A negative property of the core memory is the dependence of the hysteresis on the temperature. The control system adjusts the selection current - the temperature is measured with the aid of a sensor. The programmed data processor PDP-1 from Digital Equipment Corporation is one example. Other systems circumvented the problem by placing the memory in a temperature-controlled container. Examples are the IBM 1620 (it took up to 30 minutes to reach the operating temperature of 41 ° C) or the memory of the IBM 709 , which is housed in a heated oil bath .

Other designs

The destructive read-out process and the forced rewriting of a read bit in the classic toroidal core memory led to a series of further developments in the 1960s and 1970s that remedy this disadvantage. One possibility is to construct the magnetic circuit in such a way that the directional dependence of the magnetic flux density is used. These cores are also known as Biax cores .

Two holes are made on the cuboid core, which are orthogonal to each other. The interrogation wire is passed through one hole and two wires through the other: the writing wire and the reading wire. When reading out the core, a current pulse is only sent through the interrogation wire, which, depending on the remanent flux density in the core, causes a positive or negative voltage pulse on the reading wire. However, this does not lead to any permanent change in the magnetic flux density in the core, and the core does not lose its memory content. For writing, two sufficiently large current pulses must be sent simultaneously in the corresponding direction both through the interrogation wire and through the writing wire that is orthogonal to it. Only then is the amount of the coercive field strength exceeded and the new state is saved.

Other core designs that use different flux density distributions in magnetic circuits are referred to as transfluxors . Two holes of different sizes are placed asymmetrically on the toroid, thereby leading three cables. Due to the different widths of the legs, due to the asymmetry and size of the bores in the magnetic core material, there is also the possibility of non-destructive reading of the memory content with this design variant.
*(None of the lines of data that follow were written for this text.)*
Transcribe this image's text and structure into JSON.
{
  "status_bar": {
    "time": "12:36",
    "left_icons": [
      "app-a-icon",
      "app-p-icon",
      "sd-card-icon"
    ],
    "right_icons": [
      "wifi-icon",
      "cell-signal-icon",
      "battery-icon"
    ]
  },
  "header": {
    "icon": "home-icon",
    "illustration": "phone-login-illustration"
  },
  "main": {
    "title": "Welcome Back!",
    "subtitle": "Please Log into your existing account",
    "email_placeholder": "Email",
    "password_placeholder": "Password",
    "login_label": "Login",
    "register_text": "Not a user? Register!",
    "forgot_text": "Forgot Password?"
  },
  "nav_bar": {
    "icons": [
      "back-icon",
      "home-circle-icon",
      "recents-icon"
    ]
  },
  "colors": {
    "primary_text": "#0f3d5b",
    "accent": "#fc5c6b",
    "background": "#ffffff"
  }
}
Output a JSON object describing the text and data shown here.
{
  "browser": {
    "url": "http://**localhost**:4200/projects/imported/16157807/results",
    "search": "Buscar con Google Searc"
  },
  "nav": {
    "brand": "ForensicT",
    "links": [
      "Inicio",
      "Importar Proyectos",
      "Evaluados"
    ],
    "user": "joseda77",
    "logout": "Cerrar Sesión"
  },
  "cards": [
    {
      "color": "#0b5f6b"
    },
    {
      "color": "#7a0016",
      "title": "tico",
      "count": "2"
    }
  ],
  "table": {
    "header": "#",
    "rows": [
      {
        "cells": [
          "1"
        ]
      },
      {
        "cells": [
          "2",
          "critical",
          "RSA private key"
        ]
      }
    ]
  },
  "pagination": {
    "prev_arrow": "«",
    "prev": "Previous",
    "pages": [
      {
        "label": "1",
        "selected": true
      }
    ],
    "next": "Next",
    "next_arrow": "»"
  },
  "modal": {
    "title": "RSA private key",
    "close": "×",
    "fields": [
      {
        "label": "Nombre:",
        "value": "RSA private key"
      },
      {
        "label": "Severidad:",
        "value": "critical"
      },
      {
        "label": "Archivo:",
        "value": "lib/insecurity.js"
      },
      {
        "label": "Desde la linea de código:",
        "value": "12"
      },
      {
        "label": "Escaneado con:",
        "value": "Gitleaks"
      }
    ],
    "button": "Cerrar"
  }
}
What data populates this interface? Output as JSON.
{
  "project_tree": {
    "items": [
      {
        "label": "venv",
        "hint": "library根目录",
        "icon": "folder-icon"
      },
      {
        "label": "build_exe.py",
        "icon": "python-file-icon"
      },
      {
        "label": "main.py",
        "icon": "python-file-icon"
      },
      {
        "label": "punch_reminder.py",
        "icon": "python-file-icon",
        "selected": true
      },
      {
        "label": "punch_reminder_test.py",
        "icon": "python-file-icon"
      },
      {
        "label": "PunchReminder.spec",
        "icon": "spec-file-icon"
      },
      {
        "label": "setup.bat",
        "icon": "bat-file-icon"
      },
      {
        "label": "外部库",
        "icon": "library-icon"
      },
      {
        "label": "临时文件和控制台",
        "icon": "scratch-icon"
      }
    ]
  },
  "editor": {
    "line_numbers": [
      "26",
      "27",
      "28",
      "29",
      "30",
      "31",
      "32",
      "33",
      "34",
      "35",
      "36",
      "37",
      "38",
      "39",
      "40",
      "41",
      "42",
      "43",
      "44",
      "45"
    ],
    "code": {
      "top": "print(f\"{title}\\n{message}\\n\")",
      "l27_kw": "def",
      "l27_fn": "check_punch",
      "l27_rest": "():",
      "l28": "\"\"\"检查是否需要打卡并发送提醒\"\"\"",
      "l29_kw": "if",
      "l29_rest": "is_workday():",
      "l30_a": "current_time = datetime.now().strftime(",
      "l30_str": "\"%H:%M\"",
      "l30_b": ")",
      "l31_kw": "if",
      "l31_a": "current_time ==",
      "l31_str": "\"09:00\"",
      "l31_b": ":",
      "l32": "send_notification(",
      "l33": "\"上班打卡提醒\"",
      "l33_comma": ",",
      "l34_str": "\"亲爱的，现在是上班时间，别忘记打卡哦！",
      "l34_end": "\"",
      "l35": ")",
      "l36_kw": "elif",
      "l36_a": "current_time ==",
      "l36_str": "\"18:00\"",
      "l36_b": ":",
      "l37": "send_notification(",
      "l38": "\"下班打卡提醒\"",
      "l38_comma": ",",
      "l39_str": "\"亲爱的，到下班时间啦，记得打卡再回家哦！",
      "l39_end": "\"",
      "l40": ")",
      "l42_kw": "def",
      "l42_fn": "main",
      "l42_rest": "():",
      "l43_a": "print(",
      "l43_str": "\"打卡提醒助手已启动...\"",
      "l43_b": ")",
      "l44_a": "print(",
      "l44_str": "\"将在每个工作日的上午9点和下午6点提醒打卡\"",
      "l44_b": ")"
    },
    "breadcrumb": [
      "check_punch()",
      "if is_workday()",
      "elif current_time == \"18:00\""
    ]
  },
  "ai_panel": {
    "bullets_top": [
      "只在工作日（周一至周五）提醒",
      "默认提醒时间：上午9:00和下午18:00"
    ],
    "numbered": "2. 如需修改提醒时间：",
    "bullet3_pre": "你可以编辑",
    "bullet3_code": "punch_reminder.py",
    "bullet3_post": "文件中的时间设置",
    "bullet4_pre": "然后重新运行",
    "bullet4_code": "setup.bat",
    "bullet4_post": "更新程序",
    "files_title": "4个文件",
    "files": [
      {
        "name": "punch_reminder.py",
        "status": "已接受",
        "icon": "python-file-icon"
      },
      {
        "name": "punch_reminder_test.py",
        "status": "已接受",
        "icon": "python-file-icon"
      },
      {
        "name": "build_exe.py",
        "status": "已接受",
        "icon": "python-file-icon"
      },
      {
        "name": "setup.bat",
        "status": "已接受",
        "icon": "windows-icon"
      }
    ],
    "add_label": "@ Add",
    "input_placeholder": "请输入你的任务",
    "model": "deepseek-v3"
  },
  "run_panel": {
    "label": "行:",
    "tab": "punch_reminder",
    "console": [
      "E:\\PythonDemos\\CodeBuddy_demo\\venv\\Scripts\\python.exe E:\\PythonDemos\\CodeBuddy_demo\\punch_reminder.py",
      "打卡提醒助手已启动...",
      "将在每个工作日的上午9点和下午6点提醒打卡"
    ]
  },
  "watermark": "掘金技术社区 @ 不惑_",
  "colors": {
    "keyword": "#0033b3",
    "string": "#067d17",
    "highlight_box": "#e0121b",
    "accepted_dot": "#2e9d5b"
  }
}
The term core dump , which is common in technology jargon and which is used in hardware- related programming as an expression for a memory dump in the form of a snapshot, is derived from the core memories. For troubleshooting, all cores ( cores ) read ( dump ) to be able to find all the possible bugs.


  • F. Dokter, J. Steinhauer: Digital electronics in measurement technology and data processing . tape 2 . Philips reference books, Hamburg 1970, ISBN 3-87145-273-4 , p. 276-313 .


  • Patent US2667542 : Electric connecting device (matrix switch with iron cores). Registered September 25, 1951 , published January 26, 1954 .
  • Patent US2708722 : Pulse transfer controlling devices. Registered October 21, 1949 , published May 17, 1955 , inventor: To Wang .
  • Patent US2736880 : Multicoordinate digital information storage device (coincident-current system). Filed May 11, 1951 , published February 28, 1956 , inventor: Jay Forrester .
  • Patent US3161861 : Magnetic core memory (improvements). Registered November 12, 1959 , published December 15, 1964 , inventor: Ken Olsen .
  • Patent US4161037 : Ferrite core memory (automated production). Published July 10, 1979 .
  • Patent US4464752 : Multiple event hardened core memory (radiation protection). Published August 7, 1984 .

Web links

Wiktionary: core memory  - explanations of meanings, word origins, synonyms, translations
Commons : core memory  - collection of images, videos and audio files

Individual evidence

  1. N. Metropolis et. al (Ed.): History of Computing in the Twentieth Century . Academic Press, 1980, ISBN 0-12-491650-3 , pp. 465 to 469 .
  2. R. Rost: Kristalloden Technik . 2nd supplementary volume. 2nd Edition. Verlag von Wilhelm Ernst & Sohn, 1960, p. 56
  3. a b Digital memory with ferrite cores, Robert Schmitt, Verlag Siemens AG Berlin-Munich 1971
  4. CJ Quartly: Circuit technology with rectangular ferrite . Philips Technical Library (company publication), Eindhoven 1965.